What a blessing to have travelled steadily through 20 Advents from fear and darkness to faith and light.
Although my personal journey makes a rather too colourful illustration of the point I am trying to make.
Away from public headlines and into private hearts, I suspect one might find that almost everyone’s spiritual journey sooner or later contains darkness as well as light.
For negative forces are always with us.
In today’s secular world the unsettling and volatile nature of politics, economics, divisiveness, intolerance, trolls and twitter all seem increasingly disturbing.
And even the spiritual world has its dark Valleys.
To give you a reminder of this, drawn straight from today’s service, you might think that exquisitely beautiful church music like Byrd’s Mass for Four Voices could not possibly have a dark side.
But you would be wrong.
Because history teaches us for decades after the Reformation, merely being in possession of musical settings of the Catholic Mass was an arrestable offence.
William Byrd himself lived in fear for many years, never daring to publish these masses as a complete set. To avoid imprisonment, he released them clandestinely as single sheets of music because in that form they were easier to conceal from the persecutors and prosecutors.
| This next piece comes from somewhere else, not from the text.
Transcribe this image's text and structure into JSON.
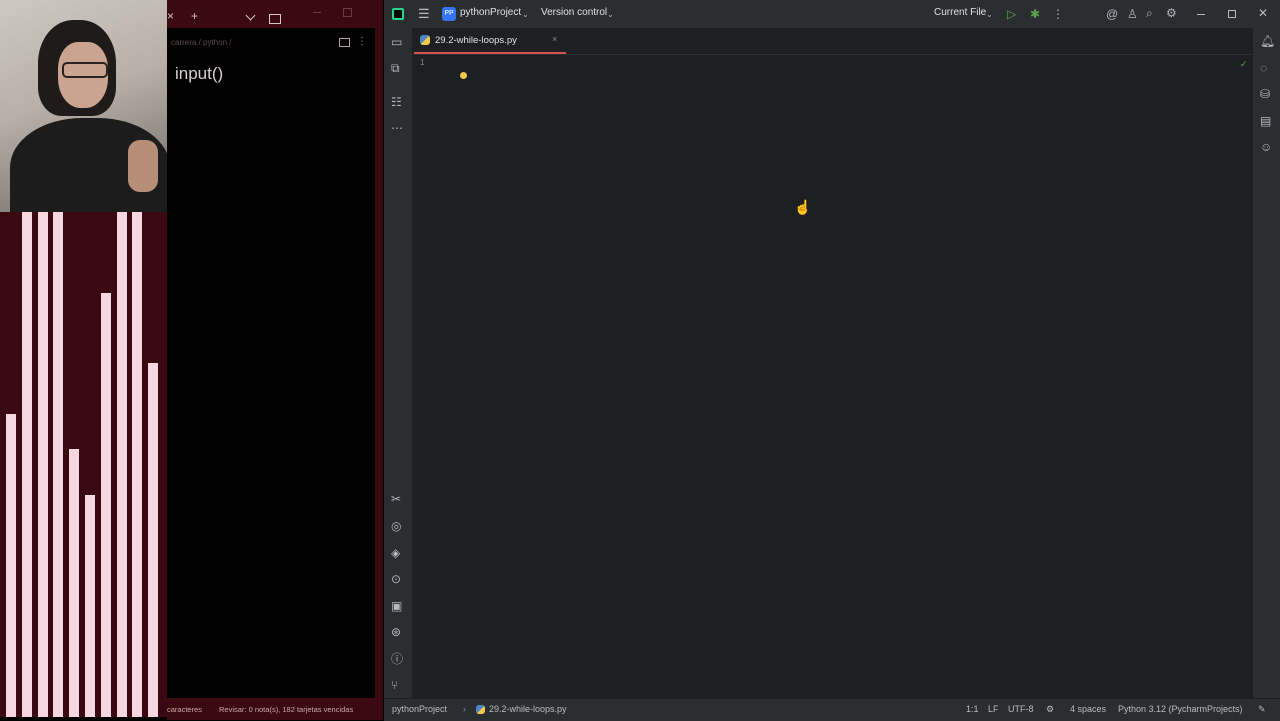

So alas there is nothing new about religious persecution which around the world today is tragically at an all-time high from the Rohingyas in Myanmar to the Christians in Iraq.
I don’t want to sound like an Advent doom monger. Don’t get me wrong. I love to Ding Dong Merrily on High along with everyone else. So far I’m booked to attend eight carol services, three of them here at St Matthews.
I’m going to a performance of The Messiah in the Albert Hall with my daughters. I will eat plenty of mince pies.
I adore the joyful side of the run up to Christmas.
But if we neglect the shadows of this season we also neglect important elements in the mystery of Christ’s coming.
We cannot avoid the real world, the commercial world or even the cruel world around us.
How then should we live and what should we do to get the balance of Advent right?
This may perhaps be the wrong question for it presupposes that doing something, taking initiatives, becoming hyper-active, should form part of our action plans for Advent.
Instead we might say to ourselves, as the Simon and Garfunkel song puts it:
“Slow down, you’re going too fast”
For our 21st century problem is that we live in an age of impatience.
We allow ourselves to become unsettled by trivia – for example, if we are delayed in traffic jams, or if we can’t get online instantly.
We need to use Advent to recognise that waiting can be a Godly process, and that patience is a Christian virtue.
If anyone wants to go deeper into this subject I recommend two books:
The Stature of Waiting by W. H. Vanstone
Or Do Nothing – Christmas is Coming by Bishop Stephen Cottrell
In their very different ways, both of them say, as the ancient Psalmists so frequently do, that there are great strengths and great blessings in learning to wait for the Lord.
And this perhaps brings us towards a possible answer to Father Jamie’s question.
For fear and faith can complement each other in advent. So can darkness and light.
In old Biblical languages Fear did not mean abject terror. It meant Godly respect.
“The Fear of the Lord is the Beginning of Wisdom” says Proverbs.
“For with you there is forgiveness – Therefore you are feared” says Psalm 130.
We may have to learn this in the deeper valleys of our spiritual journeys of discovery.
As I well know, waiting during the dark moment of Advent is not easy.
But to end on an optimistic note, harken to this verse from the 139th Psalm – often called the crown of Psalms – which expresses this beautiful thought about waiting for God in dark times.
“If I say surely the darkness shall cover me
And the light around me become night
Even the darkness is not dark to you
The night is as bright as the day
For darkness is as light to you”
So whatever our mood or our moment as we enter this Holy season of Advent, let us “Keep awake” as Mark’s Gospel exhorts us, giving thanks and praise that we are celebrating the coming of a God to whom:
“Darkness is as light to you”